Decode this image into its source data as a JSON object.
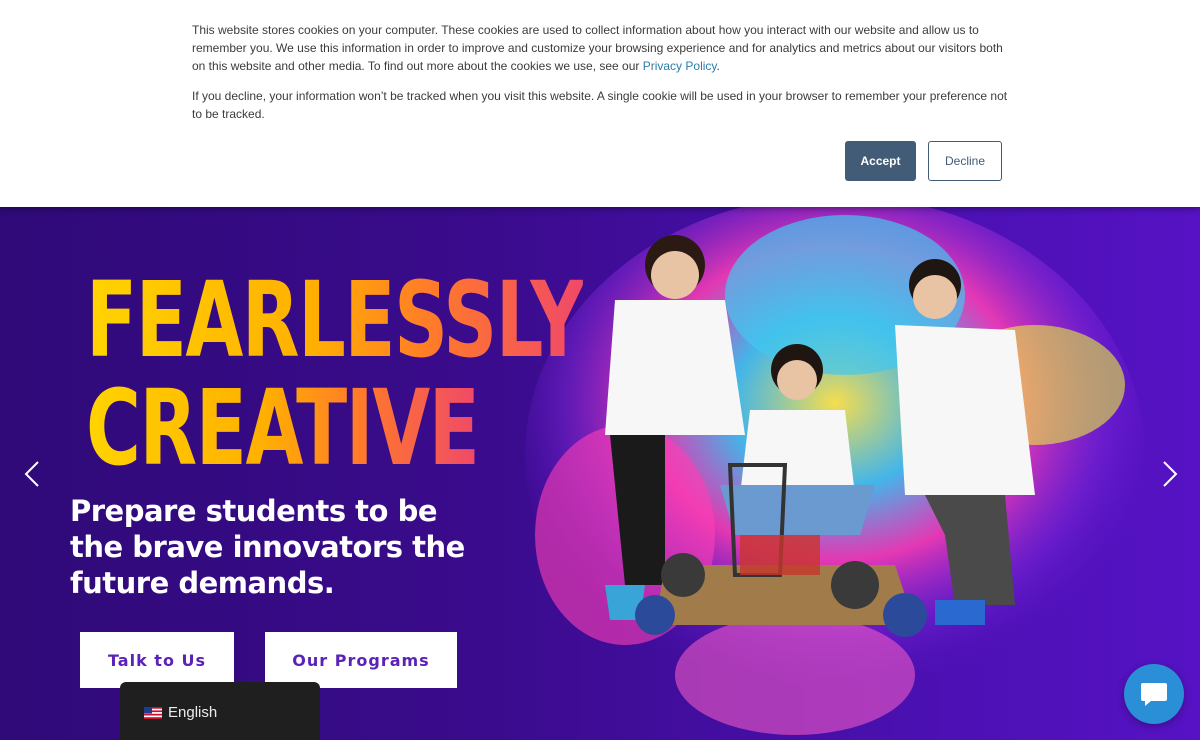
{
  "cookie_banner": {
    "text_p1_before_link": "This website stores cookies on your computer. These cookies are used to collect information about how you interact with our website and allow us to remember you. We use this information in order to improve and customize your browsing experience and for analytics and metrics about our visitors both on this website and other media. To find out more about the cookies we use, see our ",
    "privacy_link": "Privacy Policy",
    "text_p1_after_link": ".",
    "text_p2": "If you decline, your information won’t be tracked when you visit this website. A single cookie will be used in your browser to remember your preference not to be tracked.",
    "accept_label": "Accept",
    "decline_label": "Decline"
  },
  "hero": {
    "headline_line1": "FEARLESSLY",
    "headline_line2": "CREATIVE",
    "subheadline": "Prepare students to be the brave innovators the future demands.",
    "cta_primary": "Talk to Us",
    "cta_secondary": "Our Programs",
    "image_icon": "students-robot-car-photo"
  },
  "carousel": {
    "prev_icon": "chevron-left-icon",
    "next_icon": "chevron-right-icon"
  },
  "language_switcher": {
    "label": "English",
    "flag_icon": "us-flag-icon"
  },
  "chat": {
    "icon": "chat-bubble-icon"
  },
  "colors": {
    "accent_button": "#425b76",
    "link": "#2e7da8",
    "hero_bg": "#3a0b8c",
    "cta_text": "#5a22b8",
    "chat": "#2a8fd6"
  }
}
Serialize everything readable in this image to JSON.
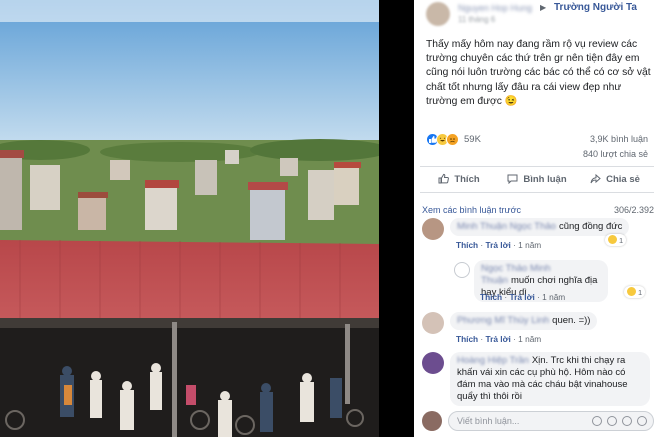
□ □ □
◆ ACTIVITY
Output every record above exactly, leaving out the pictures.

◆ RESULT
Decode this image into its source data as a JSON object.
{
  "cookie_banner": {
    "text_p1_before_link": "This website stores cookies on your computer. These cookies are used to collect information about how you interact with our website and allow us to remember you. We use this information in order to improve and customize your browsing experience and for analytics and metrics about our visitors both on this website and other media. To find out more about the cookies we use, see our ",
    "privacy_link": "Privacy Policy",
    "text_p1_after_link": ".",
    "text_p2": "If you decline, your information won’t be tracked when you visit this website. A single cookie will be used in your browser to remember your preference not to be tracked.",
    "accept_label": "Accept",
    "decline_label": "Decline"
  },
  "hero": {
    "headline_line1": "FEARLESSLY",
    "headline_line2": "CREATIVE",
    "subheadline": "Prepare students to be the brave innovators the future demands.",
    "cta_primary": "Talk to Us",
    "cta_secondary": "Our Programs",
    "image_icon": "students-robot-car-photo"
  },
  "carousel": {
    "prev_icon": "chevron-left-icon",
    "next_icon": "chevron-right-icon"
  },
  "language_switcher": {
    "label": "English",
    "flag_icon": "us-flag-icon"
  },
  "chat": {
    "icon": "chat-bubble-icon"
  },
  "colors": {
    "accent_button": "#425b76",
    "link": "#2e7da8",
    "hero_bg": "#3a0b8c",
    "cta_text": "#5a22b8",
    "chat": "#2a8fd6"
  }
}
Serialize everything readable in this image to JSON.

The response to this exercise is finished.